During the 2009 racing season WHRC staff continued to receive complaints from trainers regarding the way exercise rider premiums were assessed stating the method was neither fair nor equitable. In considering these complaints, the WHRC staff began to examine the number of horses trainers had under their care vs. the premium each trainer was paying. They quickly realized that very few trainers had twelve, twenty-four or thirty-six horses, even though they were required to pay the premium for twelve. This meant that a vast majority of trainers were paying premium for exercising horses they didn’t have. For example, a trainer at Emerald Downs with three horses in training paid the same premium as a trainer with twelve horses ($1,010).
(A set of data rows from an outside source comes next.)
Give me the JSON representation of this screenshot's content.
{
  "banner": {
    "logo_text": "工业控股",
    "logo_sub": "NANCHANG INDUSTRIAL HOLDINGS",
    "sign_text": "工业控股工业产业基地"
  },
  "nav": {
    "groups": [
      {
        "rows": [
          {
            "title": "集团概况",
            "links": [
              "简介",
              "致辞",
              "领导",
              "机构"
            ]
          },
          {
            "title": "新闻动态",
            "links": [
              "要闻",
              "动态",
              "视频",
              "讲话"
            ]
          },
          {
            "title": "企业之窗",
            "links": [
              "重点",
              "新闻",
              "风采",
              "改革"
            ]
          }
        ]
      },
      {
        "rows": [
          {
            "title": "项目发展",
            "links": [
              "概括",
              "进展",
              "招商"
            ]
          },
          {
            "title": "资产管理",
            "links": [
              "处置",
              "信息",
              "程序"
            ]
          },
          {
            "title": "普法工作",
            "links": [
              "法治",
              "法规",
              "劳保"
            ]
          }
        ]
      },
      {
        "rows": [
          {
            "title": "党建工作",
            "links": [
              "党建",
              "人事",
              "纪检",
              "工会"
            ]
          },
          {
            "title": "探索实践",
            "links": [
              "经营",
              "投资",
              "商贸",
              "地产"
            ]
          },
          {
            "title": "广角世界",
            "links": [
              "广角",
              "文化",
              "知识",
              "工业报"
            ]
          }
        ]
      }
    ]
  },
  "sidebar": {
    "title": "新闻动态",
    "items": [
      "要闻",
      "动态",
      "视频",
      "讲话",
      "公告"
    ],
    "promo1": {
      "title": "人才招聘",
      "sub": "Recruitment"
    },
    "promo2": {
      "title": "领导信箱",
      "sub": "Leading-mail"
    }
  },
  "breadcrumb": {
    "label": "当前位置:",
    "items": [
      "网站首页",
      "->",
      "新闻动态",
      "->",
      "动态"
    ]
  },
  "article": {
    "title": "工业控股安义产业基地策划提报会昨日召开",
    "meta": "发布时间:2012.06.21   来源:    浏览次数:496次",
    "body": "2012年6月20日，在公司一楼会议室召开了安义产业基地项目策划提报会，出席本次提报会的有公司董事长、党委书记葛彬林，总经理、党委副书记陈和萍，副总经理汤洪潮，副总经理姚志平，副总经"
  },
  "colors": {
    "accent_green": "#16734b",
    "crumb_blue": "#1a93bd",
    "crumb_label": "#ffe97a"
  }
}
As a result, WHRC staff began working with the Washington Horsemen’s Benevolent and Protective Association (WHBPA) to amend our rule to calculate industrial insurance premiums for Emerald Downs exercise riders based on individual horses in training. In other words, instead of paying premium for blocks of twelve horses, trainers would pay an assessment based on the individual number of horses they had in training. (All racehorses stabled at Emerald Downs will be considered to be in training.)
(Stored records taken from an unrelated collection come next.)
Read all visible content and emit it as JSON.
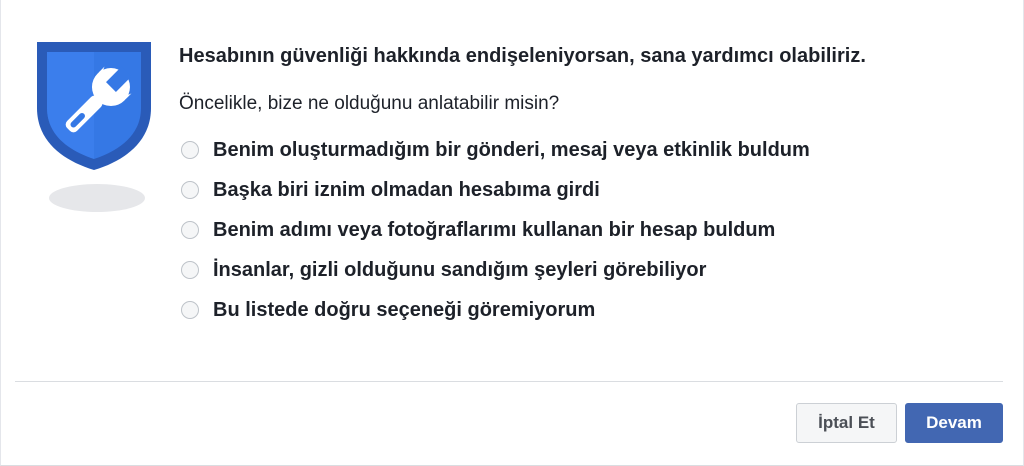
{
  "illustration": {
    "icon": "shield-wrench-icon",
    "shield_color": "#3578e5",
    "shield_border_color": "#2a5bb8"
  },
  "dialog": {
    "headline": "Hesabının güvenliği hakkında endişeleniyorsan, sana yardımcı olabiliriz.",
    "question": "Öncelikle, bize ne olduğunu anlatabilir misin?",
    "options": [
      {
        "label": "Benim oluşturmadığım bir gönderi, mesaj veya etkinlik buldum",
        "selected": false
      },
      {
        "label": "Başka biri iznim olmadan hesabıma girdi",
        "selected": false
      },
      {
        "label": "Benim adımı veya fotoğraflarımı kullanan bir hesap buldum",
        "selected": false
      },
      {
        "label": "İnsanlar, gizli olduğunu sandığım şeyleri görebiliyor",
        "selected": false
      },
      {
        "label": "Bu listede doğru seçeneği göremiyorum",
        "selected": false
      }
    ]
  },
  "footer": {
    "cancel_label": "İptal Et",
    "continue_label": "Devam"
  },
  "colors": {
    "primary_button": "#4267b2",
    "text": "#1d2129"
  }
}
During this time, the Department of Labor and Industries (L&I) notified the WHRC that the required premium to cover exercise riders would increase for 2010. Based on the total required premium and still working with the “per twelve stall method,” L&I set the individual Emerald Downs trainer assessment at $1,375 per twelve stalls.
When the WHRC amended their rule to calculate industrial insurance premiums to cover exercise riders based on individual horses in training, L&I recalculated the trainer assessment on a per horse basis. At Emerald Downs exercise rider premium will be $145 for each horse at Emerald Downs or in training at the farm. The new rule also eliminates the previous premium cap.
As in the previous method, trainers are assessed premium based on the peak number of horse they have in training on any given day during the calendar year. For example, if the trainer started the meet with 10 horses and during a day in May that number increased to 25, they would be responsible for paying a premium corresponding of $145 * 25 ($3,625) even though their stable size may be reduced to a lesser number to below 25 horses on a subsequent day. Although the trainer will be in compliance if they pay $1,450 in premium at the beginning of the meet, it is solely their responsibility to report to the commission any increases in the number of horse at Emerald Downs or in Training at a farm or training center.
The WHRC made these changes because it was more equitable by basing premium on risk, and it will help the smaller stables. For example at Emerald Downs in 2010, without the change a trainer with three horses would have paid $1,375 in industrial insurance premiums to cover their exercise riders. With the change, the same trainer will only pay $405, a savings of $970.
An additional factor in creating a rule that was more equitable was to encourage trainers that only wanted to train a few horses to participate in the race meet. Many trainers with smaller stables either left horseracing or currently conduct business via a “program trainer” because they could not afford the 12-horse assessment. The new rule encourages new trainers to get involved as well as creates more transparency with regards to who is actually training the horse.
Below are links to the new amended rules. (In addition, WAC 260-36-230 was also amended to exclude the premiums required for exercise riders from the short duration coverage.)